The Coalition Government has talked about ‘progressive politics’ but there seems little evidence that either the Conservative Party or the Lib Dems are seriously interested in elevating justice and fairness above inequality, injustice and unfairness. The challenge now lies with Labour.
Despite their acceptance of the virtues of our banking system and the light regulatory regime adopted by previous Labour governments, Ed Miliband is now trying to embrace a new approach to politics which will re-establish fairness as the key driver of social and economic change.
There has to be a better way of doing our politics and a more enriching way of living our lives. We need a political philosophy which accepts that the worth of the ends we pursue, the meaning of the lives we lead, and the quality of the common life we share are inextricably linked to fairness and justice.
A just society can’t be achieved simply by maximising utility or by securing freedom of choice.
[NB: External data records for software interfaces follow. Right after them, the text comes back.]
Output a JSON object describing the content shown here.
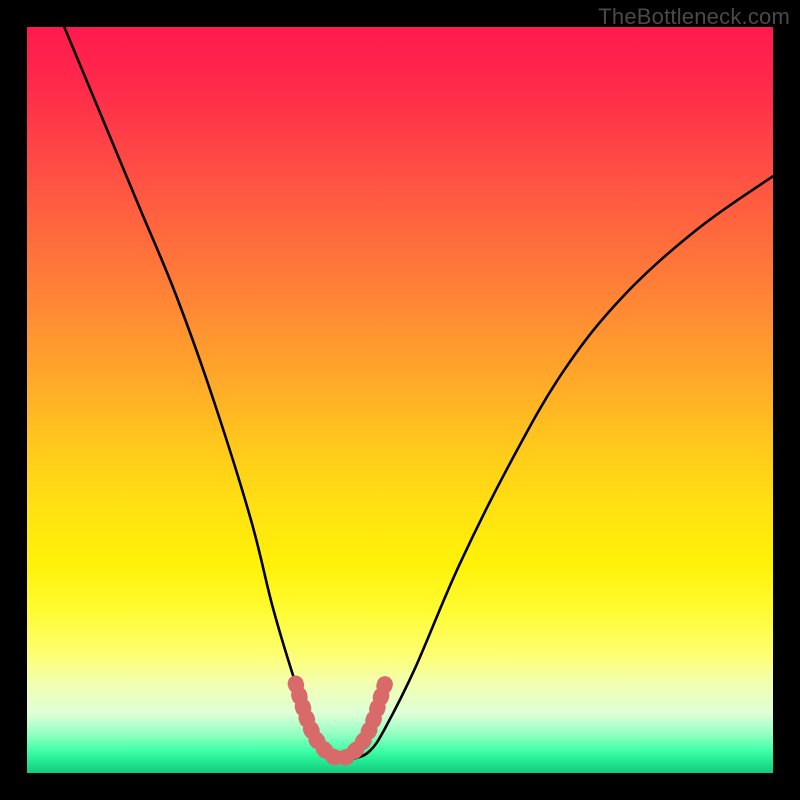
{
  "watermark": "TheBottleneck.com",
  "chart_data": {
    "type": "line",
    "title": "",
    "xlabel": "",
    "ylabel": "",
    "xlim": [
      0,
      100
    ],
    "ylim": [
      0,
      100
    ],
    "series": [
      {
        "name": "bottleneck-curve",
        "x": [
          5,
          10,
          15,
          20,
          25,
          30,
          33,
          36,
          38,
          40,
          42,
          44,
          46,
          48,
          52,
          58,
          65,
          72,
          80,
          90,
          100
        ],
        "y": [
          100,
          88,
          76,
          64,
          50,
          34,
          22,
          12,
          6,
          3,
          2,
          2,
          3,
          6,
          14,
          28,
          42,
          54,
          64,
          73,
          80
        ]
      }
    ],
    "highlight": {
      "name": "optimal-zone",
      "x": [
        36,
        38,
        40,
        42,
        44,
        46,
        48
      ],
      "y": [
        12,
        6,
        3,
        2,
        3,
        6,
        12
      ]
    }
  }
}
Michael Sandel, in his most recent book, Justice: What’s the Right Thing to Do?, says: “Justice is not only about the right way to distribute things. It is also about the right way to value things. Justice involves more than the size and distribution of the national product … it is about higher moral purposes.” We have to understand the moral limit of markets. Our unfair world must become fairer.